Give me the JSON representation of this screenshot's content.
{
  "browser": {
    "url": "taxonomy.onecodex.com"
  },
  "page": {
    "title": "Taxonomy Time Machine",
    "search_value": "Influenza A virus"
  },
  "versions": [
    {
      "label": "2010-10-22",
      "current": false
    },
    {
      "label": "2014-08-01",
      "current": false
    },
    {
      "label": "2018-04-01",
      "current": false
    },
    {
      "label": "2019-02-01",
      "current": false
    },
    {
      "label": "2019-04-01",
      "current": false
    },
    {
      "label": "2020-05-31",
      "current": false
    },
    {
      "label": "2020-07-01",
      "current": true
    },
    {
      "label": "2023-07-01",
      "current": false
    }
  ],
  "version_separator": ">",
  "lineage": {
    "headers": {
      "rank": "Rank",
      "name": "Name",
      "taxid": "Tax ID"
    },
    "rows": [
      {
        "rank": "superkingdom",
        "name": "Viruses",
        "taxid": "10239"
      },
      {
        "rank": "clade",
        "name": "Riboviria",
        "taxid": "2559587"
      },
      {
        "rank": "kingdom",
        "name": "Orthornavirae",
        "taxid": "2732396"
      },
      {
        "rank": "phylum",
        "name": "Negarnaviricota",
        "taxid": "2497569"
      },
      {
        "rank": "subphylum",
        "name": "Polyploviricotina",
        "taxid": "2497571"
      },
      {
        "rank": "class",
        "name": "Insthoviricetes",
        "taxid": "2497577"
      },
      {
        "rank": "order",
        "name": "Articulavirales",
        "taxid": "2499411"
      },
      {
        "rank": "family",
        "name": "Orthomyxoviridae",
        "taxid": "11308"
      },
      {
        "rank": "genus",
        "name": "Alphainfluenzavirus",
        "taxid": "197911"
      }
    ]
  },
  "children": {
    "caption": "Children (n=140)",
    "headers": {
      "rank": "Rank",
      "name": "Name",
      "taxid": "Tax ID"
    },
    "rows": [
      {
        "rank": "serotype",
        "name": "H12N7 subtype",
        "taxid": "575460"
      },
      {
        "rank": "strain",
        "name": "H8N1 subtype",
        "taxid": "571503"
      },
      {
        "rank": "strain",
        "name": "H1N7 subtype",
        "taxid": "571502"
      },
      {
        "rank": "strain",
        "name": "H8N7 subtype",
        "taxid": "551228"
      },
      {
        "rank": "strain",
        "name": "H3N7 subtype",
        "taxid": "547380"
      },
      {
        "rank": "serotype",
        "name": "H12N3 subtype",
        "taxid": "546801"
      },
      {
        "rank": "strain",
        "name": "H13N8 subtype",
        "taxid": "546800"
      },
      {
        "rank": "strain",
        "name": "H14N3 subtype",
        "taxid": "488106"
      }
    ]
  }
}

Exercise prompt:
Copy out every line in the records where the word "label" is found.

Result below:
      "label": "2010-10-22",
      "label": "2014-08-01",
      "label": "2018-04-01",
      "label": "2019-02-01",
      "label": "2019-04-01",
      "label": "2020-05-31",
      "label": "2020-07-01",
      "label": "2023-07-01",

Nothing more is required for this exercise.